    20. Christopher Taber & Rune Vejlin, 2020. "Estimation of a Roy/Search/Compensating Differential Model of the Labor Market," Econometrica, Econometric Society, vol. 88(3), pages 1031-1069, May.

    More about this item

    Statistics

    Access and download statistics

    Corrections

    All material on this site has been provided by the respective publishers and authors. You can help correct errors and omissions. When requesting a correction, please mention this item's handle: RePEc:eee:econom:v:144:y:2008:i:2:p:341-351. See general information about how to correct material in RePEc.

    For technical questions regarding this item, or to correct its authors, title, abstract, bibliographic or download information, contact: . General contact details of provider: http://www.elsevier.com/locate/jeconom .

    If you have authored this item and are not yet registered with RePEc, we encourage you to do it here. This allows to link your profile to this item. It also allows you to accept potential citations to this item that we are uncertain about.

    If CitEc recognized a bibliographic reference but did not link an item in RePEc to it, you can help with this form .

    If you know of missing items citing this one, you can help us creating those links by adding the relevant references in the same way as above, for each refering item. If you are a registered author of this item, you may also want to check the "citations" tab in your RePEc Author Service profile, as there may be some citations waiting for confirmation.

    For technical questions regarding this item, or to correct its authors, title, abstract, bibliographic or download information, contact: Nithya Sathishkumar (email available below). General contact details of provider: http://www.elsevier.com/locate/jeconom .

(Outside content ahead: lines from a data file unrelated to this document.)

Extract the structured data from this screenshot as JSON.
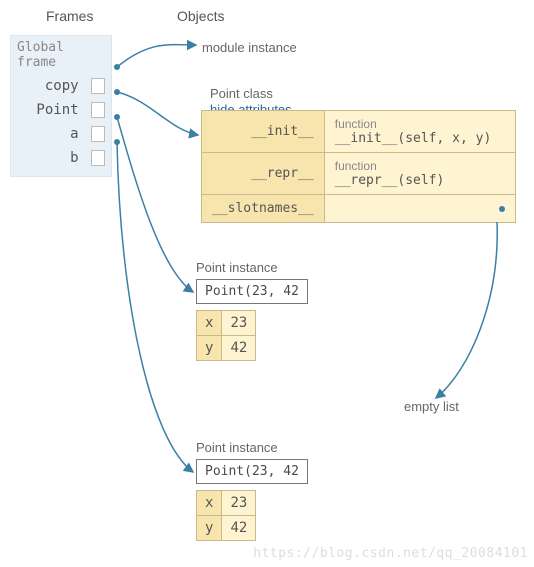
{
  "headers": {
    "frames": "Frames",
    "objects": "Objects"
  },
  "frame": {
    "title": "Global frame",
    "vars": [
      "copy",
      "Point",
      "a",
      "b"
    ]
  },
  "labels": {
    "module_instance": "module instance",
    "point_class": "Point class",
    "hide_attributes": "hide attributes",
    "point_instance": "Point instance",
    "empty_list": "empty list"
  },
  "class_table": {
    "rows": [
      {
        "name": "__init__",
        "func_label": "function",
        "func_sig": "__init__(self, x, y)"
      },
      {
        "name": "__repr__",
        "func_label": "function",
        "func_sig": "__repr__(self)"
      },
      {
        "name": "__slotnames__",
        "func_label": "",
        "func_sig": ""
      }
    ]
  },
  "instances": [
    {
      "repr": "Point(23, 42",
      "attrs": [
        {
          "k": "x",
          "v": "23"
        },
        {
          "k": "y",
          "v": "42"
        }
      ]
    },
    {
      "repr": "Point(23, 42",
      "attrs": [
        {
          "k": "x",
          "v": "23"
        },
        {
          "k": "y",
          "v": "42"
        }
      ]
    }
  ],
  "watermark": "https://blog.csdn.net/qq_20084101",
  "chart_data": {
    "type": "diagram",
    "description": "Python Tutor style frame/object diagram",
    "global_frame": {
      "copy": "→ module instance",
      "Point": "→ Point class {__init__: function __init__(self, x, y), __repr__: function __repr__(self), __slotnames__: → empty list}",
      "a": "→ Point instance {x:23, y:42} repr 'Point(23, 42'",
      "b": "→ Point instance {x:23, y:42} repr 'Point(23, 42'"
    }
  }
}
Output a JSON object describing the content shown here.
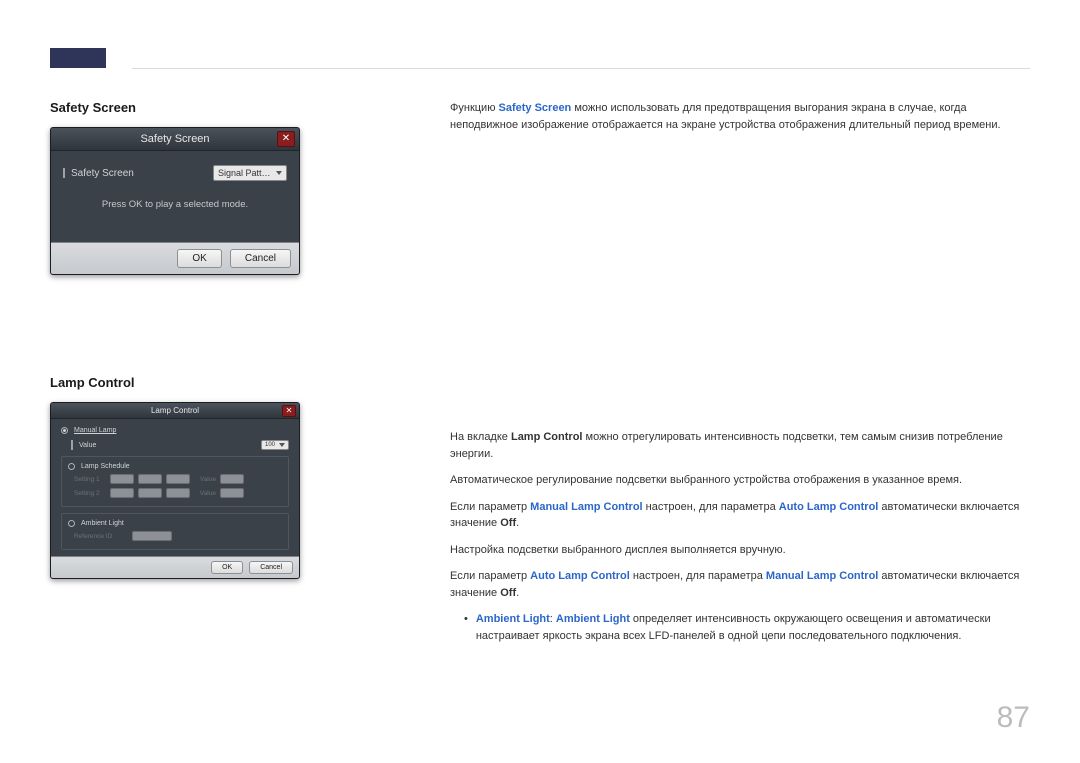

    Please note that corrections may take a couple of weeks to filter through the various RePEc services.

    IDEAS is a RePEc service hosted by the Research Division of the Federal Reserve Bank of St. Louis . RePEc uses bibliographic data supplied by the respective publishers.